According to ‘Foilers who attended a recent Council of PR Firms webinar on thecommunications implications of augmented reality (AR), the technology isequally thrilling and problematic. As bona fide technophiles, there is atwinkle in our eyes as we consider the impact coupling physical reality withcomputer generated imagery could have on industry and society at large.
But, as ‘Foilers tend to do, we used the webinar as acatalyst for critical thinking and spirited conversation both in and out of theoffice. Check out the e-dialogue that ensued and tell us whether you think ARhas teeth … or whether it simply bites:
Jennifer Wilt: The buzz online is all aboutgeo-social networking and what’s next for this booming social media segmentthat is captivating online audiences with check-ins and badge systems. It’s notnecessarily what’s next, but where it is leading that has me unsettled.Location-based information sharing is leading the way to augmented reality (AR)where the real and virtual worlds will collide, but at what cost? I love totravel to new places, and it would be amazing if all I had to do is point mysmart phone in a certain direction and get information on things to do or thetypes of businesses in the area. Or use Microsoft’s Natal Xbox to virtually tryon clothes in my BFF’s closet. But it is just plain scary to consider thepossibility of someone pointing their smart phone at me and have a stream of mypersonal information appear on the screen – where I live, the names of familymembers, tweets and Facebook posts, credit scores, and so on. These fears stemfrom huge privacy issues already at play in the social networking world that ARwill only amplify if not properly addressed.
Katie Trautmann: Another aspect in which there areconcerns is the idea of literal advertising space versus digital. Burger Kingmight own a billboard space on a freeway, but when you look at the samelocation on your mobile phone, a McDonalds ad shows up in the place of theBurger King billboard. Advertising rights in the real world vs. digital realmwill likely have some major implications in how companies buy advertisingspace. Moreover, the legality of this concept will be hotly contested and we’relikely to see many lawsuits and legal battles over digital vs. physical aseveryone tries to identify a common ground.
Steve Friedman: If people can buy/change the graphicon a virtual billboard, why can’t they change a face in a group of people in a location? “See, Mom? I really am studying at my friend’s house and not out at aparty.” Now reality becomes scary.
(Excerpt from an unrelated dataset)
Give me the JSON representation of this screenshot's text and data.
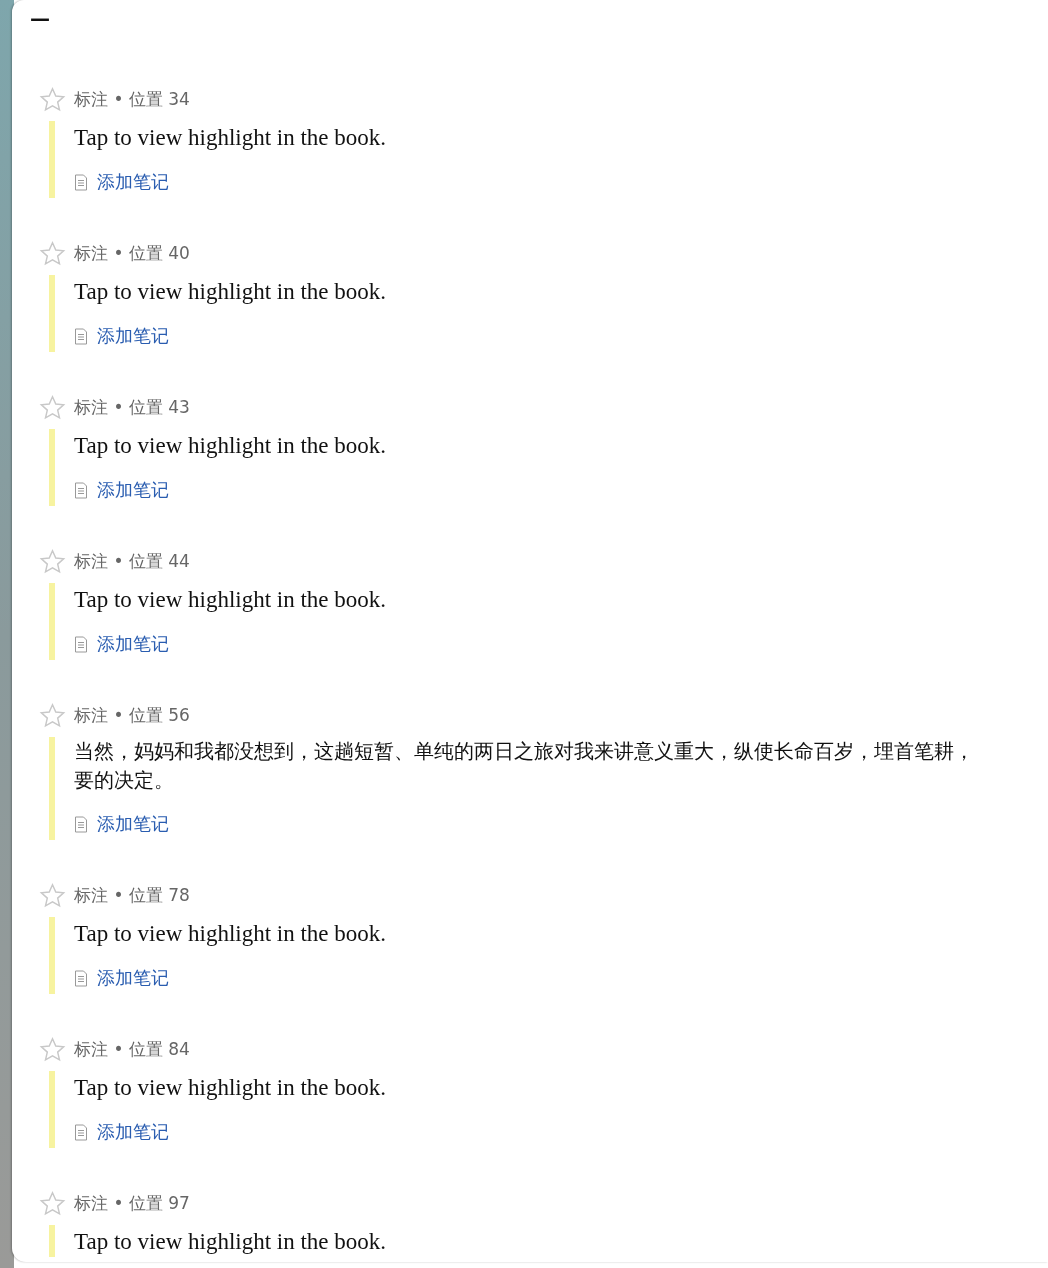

Lauren Irwin: Last weekend I told three generationsof family members about thecoming age of augmented reality. Their reactions were diverse, yet had asimilar undertone—curiosity. My grandpa, who hasn’t fully grasped the idea oftechnology, would talk about it to anyone who would listen. The Gen X-ers inthe room were hesitant about the influence augmented reality may have on theirlives but seemed open to the idea on a smaller, less invasive scale. My sister,representing the millennials, was concerned for her privacy yet couldn’t waitfor the day she could own a pair of augmentedreality contact lenses. Judging by the feedback, it will beinteresting over the next few years to watch the adaptation of augmentedreality within different generations.
How do you think augmented reality will have an impact?